▶ What to produce
Only the pictures are to be left out; set down the rest of the records exactly.

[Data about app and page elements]
Segment Open

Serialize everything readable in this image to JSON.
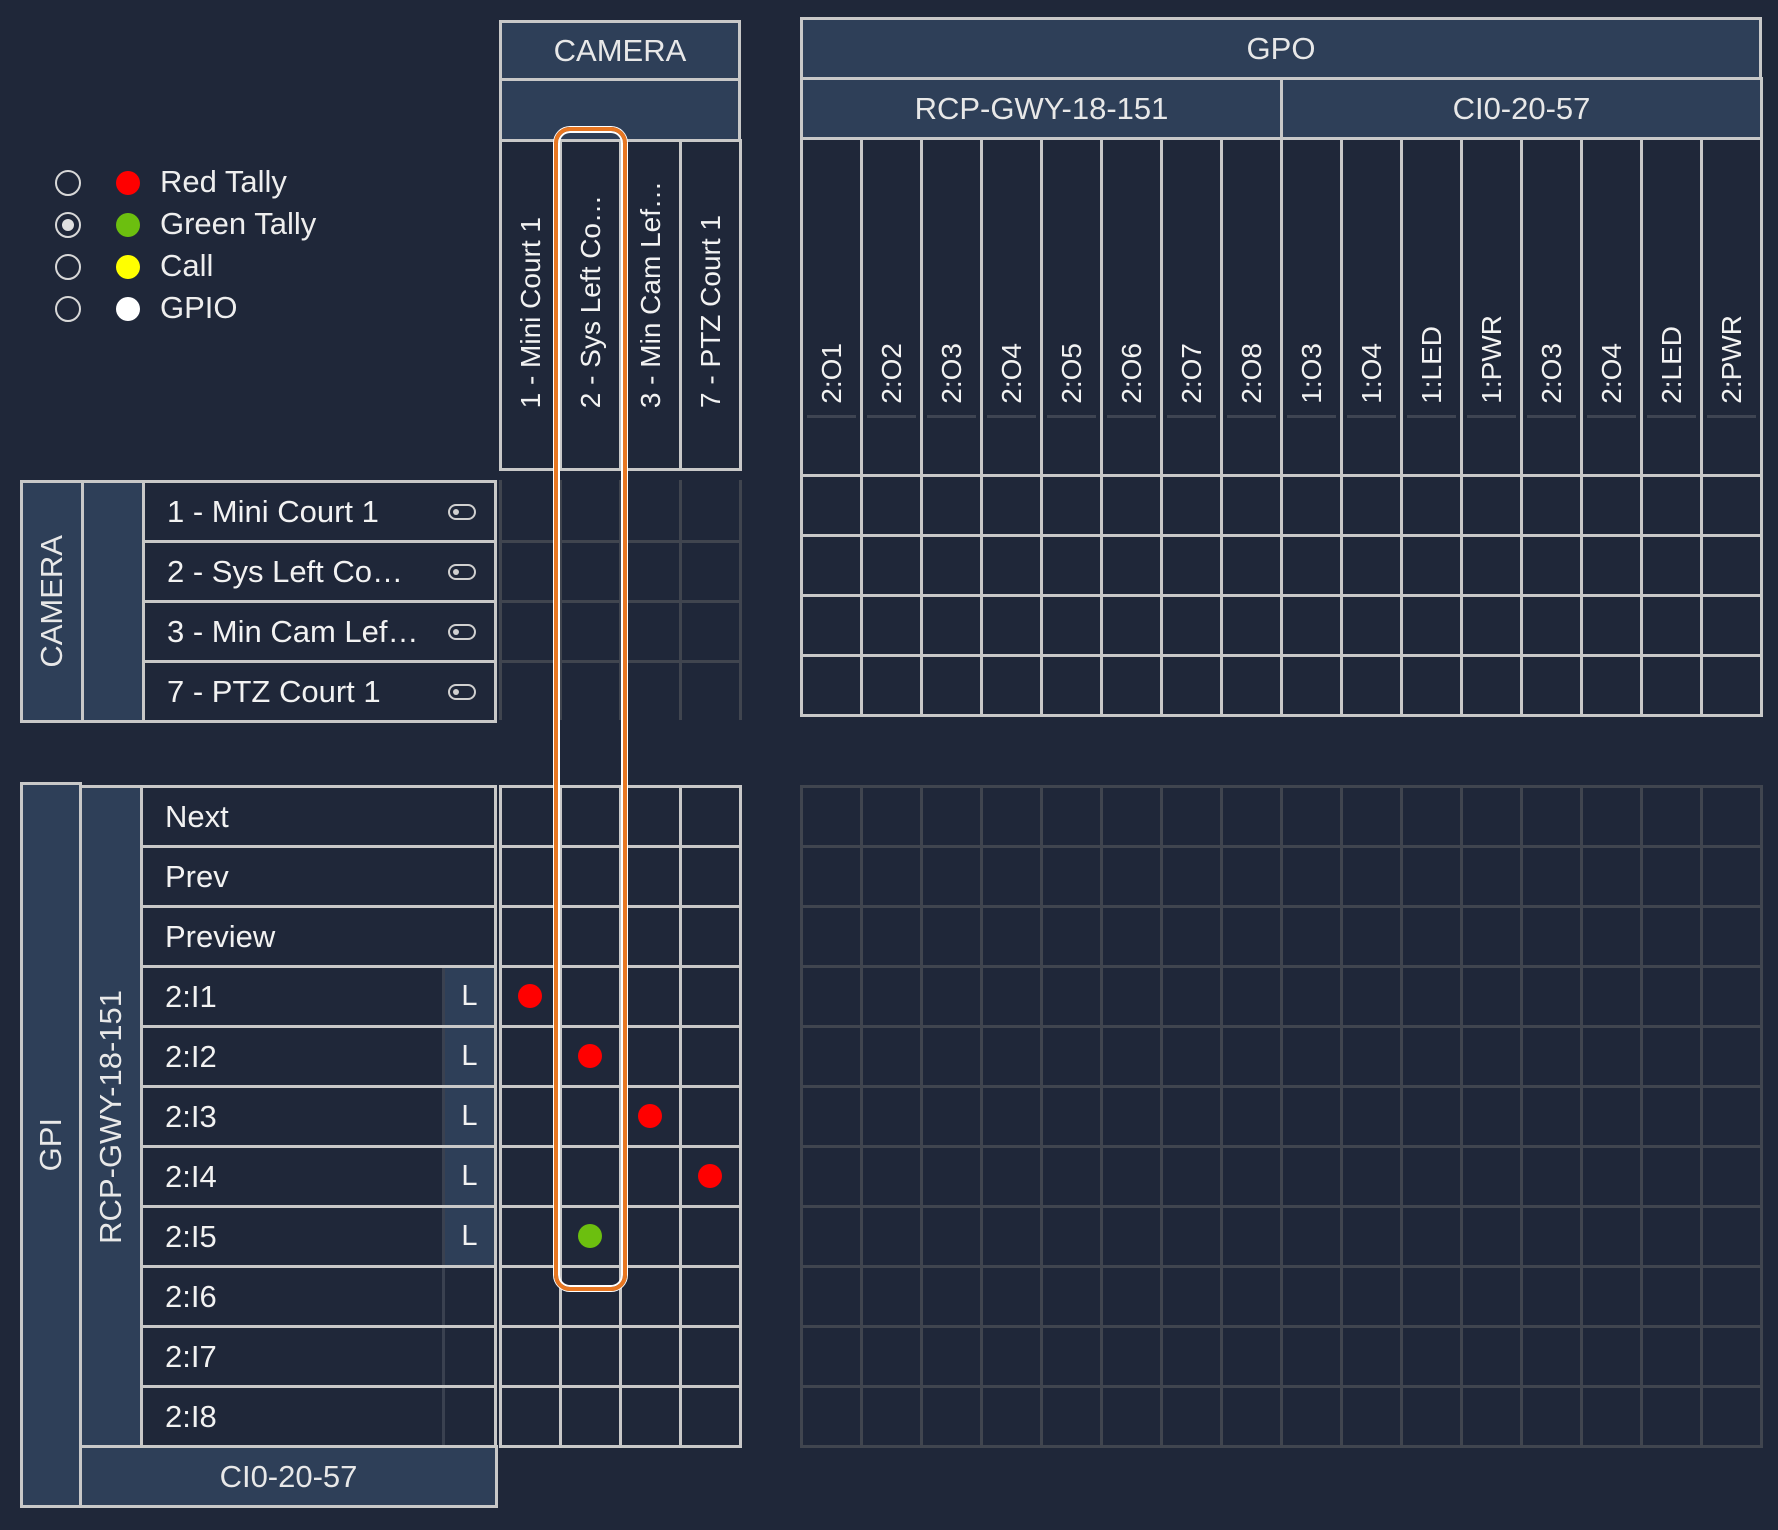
{
  "colors": {
    "background": "#1f2739",
    "header": "#2e3f58",
    "border": "#c8c8c8",
    "grid_dim": "#40454f",
    "highlight": "#e87722",
    "red": "#ff0000",
    "green": "#6cbf0f",
    "yellow": "#ffff00",
    "white": "#ffffff"
  },
  "legend": [
    {
      "label": "Red Tally",
      "color": "#ff0000",
      "selected": false
    },
    {
      "label": "Green Tally",
      "color": "#6cbf0f",
      "selected": true
    },
    {
      "label": "Call",
      "color": "#ffff00",
      "selected": false
    },
    {
      "label": "GPIO",
      "color": "#ffffff",
      "selected": false
    }
  ],
  "camera_cols": {
    "title": "CAMERA",
    "subtitle": "",
    "columns": [
      "1 - Mini Court 1",
      "2 - Sys Left Co…",
      "3 - Min Cam Lef…",
      "7 - PTZ Court 1"
    ],
    "highlighted_column": 1
  },
  "gpo": {
    "title": "GPO",
    "groups": [
      {
        "name": "RCP-GWY-18-151",
        "columns": [
          "2:O1",
          "2:O2",
          "2:O3",
          "2:O4",
          "2:O5",
          "2:O6",
          "2:O7",
          "2:O8"
        ]
      },
      {
        "name": "CI0-20-57",
        "columns": [
          "1:O3",
          "1:O4",
          "1:LED",
          "1:PWR",
          "2:O3",
          "2:O4",
          "2:LED",
          "2:PWR"
        ]
      }
    ]
  },
  "camera_rows": {
    "title": "CAMERA",
    "rows": [
      "1 - Mini Court 1",
      "2 - Sys Left Co…",
      "3 - Min Cam Lef…",
      "7 - PTZ Court 1"
    ],
    "icon": "toggle-icon"
  },
  "gpi": {
    "title": "GPI",
    "group": "RCP-GWY-18-151",
    "footer_group": "CI0-20-57",
    "rows": [
      {
        "label": "Next",
        "lock": null
      },
      {
        "label": "Prev",
        "lock": null
      },
      {
        "label": "Preview",
        "lock": null
      },
      {
        "label": "2:I1",
        "lock": "L"
      },
      {
        "label": "2:I2",
        "lock": "L"
      },
      {
        "label": "2:I3",
        "lock": "L"
      },
      {
        "label": "2:I4",
        "lock": "L"
      },
      {
        "label": "2:I5",
        "lock": "L"
      },
      {
        "label": "2:I6",
        "lock": ""
      },
      {
        "label": "2:I7",
        "lock": ""
      },
      {
        "label": "2:I8",
        "lock": ""
      }
    ]
  },
  "crosspoints": [
    {
      "row": 3,
      "col": 0,
      "type": "red"
    },
    {
      "row": 4,
      "col": 1,
      "type": "red"
    },
    {
      "row": 5,
      "col": 2,
      "type": "red"
    },
    {
      "row": 6,
      "col": 3,
      "type": "red"
    },
    {
      "row": 7,
      "col": 1,
      "type": "green"
    }
  ]
}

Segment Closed

▶ Solution to the problem
Serialize everything readable in this image to JSON.
{
  "colors": {
    "background": "#1f2739",
    "header": "#2e3f58",
    "border": "#c8c8c8",
    "grid_dim": "#40454f",
    "highlight": "#e87722",
    "red": "#ff0000",
    "green": "#6cbf0f",
    "yellow": "#ffff00",
    "white": "#ffffff"
  },
  "legend": [
    {
      "label": "Red Tally",
      "color": "#ff0000",
      "selected": false
    },
    {
      "label": "Green Tally",
      "color": "#6cbf0f",
      "selected": true
    },
    {
      "label": "Call",
      "color": "#ffff00",
      "selected": false
    },
    {
      "label": "GPIO",
      "color": "#ffffff",
      "selected": false
    }
  ],
  "camera_cols": {
    "title": "CAMERA",
    "subtitle": "",
    "columns": [
      "1 - Mini Court 1",
      "2 - Sys Left Co…",
      "3 - Min Cam Lef…",
      "7 - PTZ Court 1"
    ],
    "highlighted_column": 1
  },
  "gpo": {
    "title": "GPO",
    "groups": [
      {
        "name": "RCP-GWY-18-151",
        "columns": [
          "2:O1",
          "2:O2",
          "2:O3",
          "2:O4",
          "2:O5",
          "2:O6",
          "2:O7",
          "2:O8"
        ]
      },
      {
        "name": "CI0-20-57",
        "columns": [
          "1:O3",
          "1:O4",
          "1:LED",
          "1:PWR",
          "2:O3",
          "2:O4",
          "2:LED",
          "2:PWR"
        ]
      }
    ]
  },
  "camera_rows": {
    "title": "CAMERA",
    "rows": [
      "1 - Mini Court 1",
      "2 - Sys Left Co…",
      "3 - Min Cam Lef…",
      "7 - PTZ Court 1"
    ],
    "icon": "toggle-icon"
  },
  "gpi": {
    "title": "GPI",
    "group": "RCP-GWY-18-151",
    "footer_group": "CI0-20-57",
    "rows": [
      {
        "label": "Next",
        "lock": null
      },
      {
        "label": "Prev",
        "lock": null
      },
      {
        "label": "Preview",
        "lock": null
      },
      {
        "label": "2:I1",
        "lock": "L"
      },
      {
        "label": "2:I2",
        "lock": "L"
      },
      {
        "label": "2:I3",
        "lock": "L"
      },
      {
        "label": "2:I4",
        "lock": "L"
      },
      {
        "label": "2:I5",
        "lock": "L"
      },
      {
        "label": "2:I6",
        "lock": ""
      },
      {
        "label": "2:I7",
        "lock": ""
      },
      {
        "label": "2:I8",
        "lock": ""
      }
    ]
  },
  "crosspoints": [
    {
      "row": 3,
      "col": 0,
      "type": "red"
    },
    {
      "row": 4,
      "col": 1,
      "type": "red"
    },
    {
      "row": 5,
      "col": 2,
      "type": "red"
    },
    {
      "row": 6,
      "col": 3,
      "type": "red"
    },
    {
      "row": 7,
      "col": 1,
      "type": "green"
    }
  ]
}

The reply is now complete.